▸ **WORK ORDER**: Line by line, return the material below exactly as it reads.

▸ **EXTRACTED MATERIAL**:

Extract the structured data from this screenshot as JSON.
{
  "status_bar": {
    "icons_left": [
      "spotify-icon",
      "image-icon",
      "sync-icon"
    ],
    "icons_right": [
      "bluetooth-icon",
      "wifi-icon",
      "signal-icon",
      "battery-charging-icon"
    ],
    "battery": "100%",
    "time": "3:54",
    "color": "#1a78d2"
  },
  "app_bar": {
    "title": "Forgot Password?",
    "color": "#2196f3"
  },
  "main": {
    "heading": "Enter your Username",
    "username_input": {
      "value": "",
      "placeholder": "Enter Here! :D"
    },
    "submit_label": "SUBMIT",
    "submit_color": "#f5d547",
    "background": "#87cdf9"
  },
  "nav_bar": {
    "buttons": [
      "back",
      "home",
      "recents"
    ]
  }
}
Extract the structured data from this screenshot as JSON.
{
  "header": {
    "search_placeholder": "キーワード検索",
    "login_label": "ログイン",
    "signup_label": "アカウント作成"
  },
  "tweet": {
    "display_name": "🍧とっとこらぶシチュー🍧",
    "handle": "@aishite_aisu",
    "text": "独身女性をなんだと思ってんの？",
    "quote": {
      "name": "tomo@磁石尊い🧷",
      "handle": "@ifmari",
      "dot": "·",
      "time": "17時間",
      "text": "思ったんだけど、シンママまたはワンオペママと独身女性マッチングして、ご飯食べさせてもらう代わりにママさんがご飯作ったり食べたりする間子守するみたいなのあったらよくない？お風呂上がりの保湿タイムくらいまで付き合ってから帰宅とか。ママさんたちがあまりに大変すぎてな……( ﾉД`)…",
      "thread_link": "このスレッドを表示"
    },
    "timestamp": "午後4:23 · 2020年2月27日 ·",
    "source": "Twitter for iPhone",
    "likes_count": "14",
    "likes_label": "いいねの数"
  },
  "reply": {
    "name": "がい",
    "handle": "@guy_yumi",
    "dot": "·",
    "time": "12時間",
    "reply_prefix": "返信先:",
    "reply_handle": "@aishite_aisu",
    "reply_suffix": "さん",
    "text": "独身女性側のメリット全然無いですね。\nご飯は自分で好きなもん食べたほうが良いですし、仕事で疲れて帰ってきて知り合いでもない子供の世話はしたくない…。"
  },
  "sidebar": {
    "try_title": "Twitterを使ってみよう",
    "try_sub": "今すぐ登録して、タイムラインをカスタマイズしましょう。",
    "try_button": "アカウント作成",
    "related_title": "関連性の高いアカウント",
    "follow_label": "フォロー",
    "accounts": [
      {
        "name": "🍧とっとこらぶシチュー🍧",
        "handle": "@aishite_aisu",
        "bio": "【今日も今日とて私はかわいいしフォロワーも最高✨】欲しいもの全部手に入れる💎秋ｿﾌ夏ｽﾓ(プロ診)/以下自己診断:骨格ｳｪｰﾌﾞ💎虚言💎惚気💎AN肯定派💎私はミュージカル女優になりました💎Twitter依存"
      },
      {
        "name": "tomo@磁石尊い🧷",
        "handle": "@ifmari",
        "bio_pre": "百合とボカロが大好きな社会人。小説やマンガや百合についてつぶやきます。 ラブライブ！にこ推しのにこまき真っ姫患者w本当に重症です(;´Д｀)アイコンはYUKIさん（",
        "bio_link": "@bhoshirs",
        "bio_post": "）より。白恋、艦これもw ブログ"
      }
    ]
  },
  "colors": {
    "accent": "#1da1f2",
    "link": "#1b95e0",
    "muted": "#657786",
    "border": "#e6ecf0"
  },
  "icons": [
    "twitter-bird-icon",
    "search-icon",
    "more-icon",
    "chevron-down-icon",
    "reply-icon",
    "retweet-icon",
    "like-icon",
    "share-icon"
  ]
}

▸ **SOLUTION**:
Extract the structured data from this screenshot as JSON.
{
  "status_bar": {
    "icons_left": [
      "spotify-icon",
      "image-icon",
      "sync-icon"
    ],
    "icons_right": [
      "bluetooth-icon",
      "wifi-icon",
      "signal-icon",
      "battery-charging-icon"
    ],
    "battery": "100%",
    "time": "3:54",
    "color": "#1a78d2"
  },
  "app_bar": {
    "title": "Forgot Password?",
    "color": "#2196f3"
  },
  "main": {
    "heading": "Enter your Username",
    "username_input": {
      "value": "",
      "placeholder": "Enter Here! :D"
    },
    "submit_label": "SUBMIT",
    "submit_color": "#f5d547",
    "background": "#87cdf9"
  },
  "nav_bar": {
    "buttons": [
      "back",
      "home",
      "recents"
    ]
  }
}
Extract the structured data from this screenshot as JSON.
{
  "header": {
    "search_placeholder": "キーワード検索",
    "login_label": "ログイン",
    "signup_label": "アカウント作成"
  },
  "tweet": {
    "display_name": "🍧とっとこらぶシチュー🍧",
    "handle": "@aishite_aisu",
    "text": "独身女性をなんだと思ってんの？",
    "quote": {
      "name": "tomo@磁石尊い🧷",
      "handle": "@ifmari",
      "dot": "·",
      "time": "17時間",
      "text": "思ったんだけど、シンママまたはワンオペママと独身女性マッチングして、ご飯食べさせてもらう代わりにママさんがご飯作ったり食べたりする間子守するみたいなのあったらよくない？お風呂上がりの保湿タイムくらいまで付き合ってから帰宅とか。ママさんたちがあまりに大変すぎてな……( ﾉД`)…",
      "thread_link": "このスレッドを表示"
    },
    "timestamp": "午後4:23 · 2020年2月27日 ·",
    "source": "Twitter for iPhone",
    "likes_count": "14",
    "likes_label": "いいねの数"
  },
  "reply": {
    "name": "がい",
    "handle": "@guy_yumi",
    "dot": "·",
    "time": "12時間",
    "reply_prefix": "返信先:",
    "reply_handle": "@aishite_aisu",
    "reply_suffix": "さん",
    "text": "独身女性側のメリット全然無いですね。\nご飯は自分で好きなもん食べたほうが良いですし、仕事で疲れて帰ってきて知り合いでもない子供の世話はしたくない…。"
  },
  "sidebar": {
    "try_title": "Twitterを使ってみよう",
    "try_sub": "今すぐ登録して、タイムラインをカスタマイズしましょう。",
    "try_button": "アカウント作成",
    "related_title": "関連性の高いアカウント",
    "follow_label": "フォロー",
    "accounts": [
      {
        "name": "🍧とっとこらぶシチュー🍧",
        "handle": "@aishite_aisu",
        "bio": "【今日も今日とて私はかわいいしフォロワーも最高✨】欲しいもの全部手に入れる💎秋ｿﾌ夏ｽﾓ(プロ診)/以下自己診断:骨格ｳｪｰﾌﾞ💎虚言💎惚気💎AN肯定派💎私はミュージカル女優になりました💎Twitter依存"
      },
      {
        "name": "tomo@磁石尊い🧷",
        "handle": "@ifmari",
        "bio_pre": "百合とボカロが大好きな社会人。小説やマンガや百合についてつぶやきます。 ラブライブ！にこ推しのにこまき真っ姫患者w本当に重症です(;´Д｀)アイコンはYUKIさん（",
        "bio_link": "@bhoshirs",
        "bio_post": "）より。白恋、艦これもw ブログ"
      }
    ]
  },
  "colors": {
    "accent": "#1da1f2",
    "link": "#1b95e0",
    "muted": "#657786",
    "border": "#e6ecf0"
  },
  "icons": [
    "twitter-bird-icon",
    "search-icon",
    "more-icon",
    "chevron-down-icon",
    "reply-icon",
    "retweet-icon",
    "like-icon",
    "share-icon"
  ]
}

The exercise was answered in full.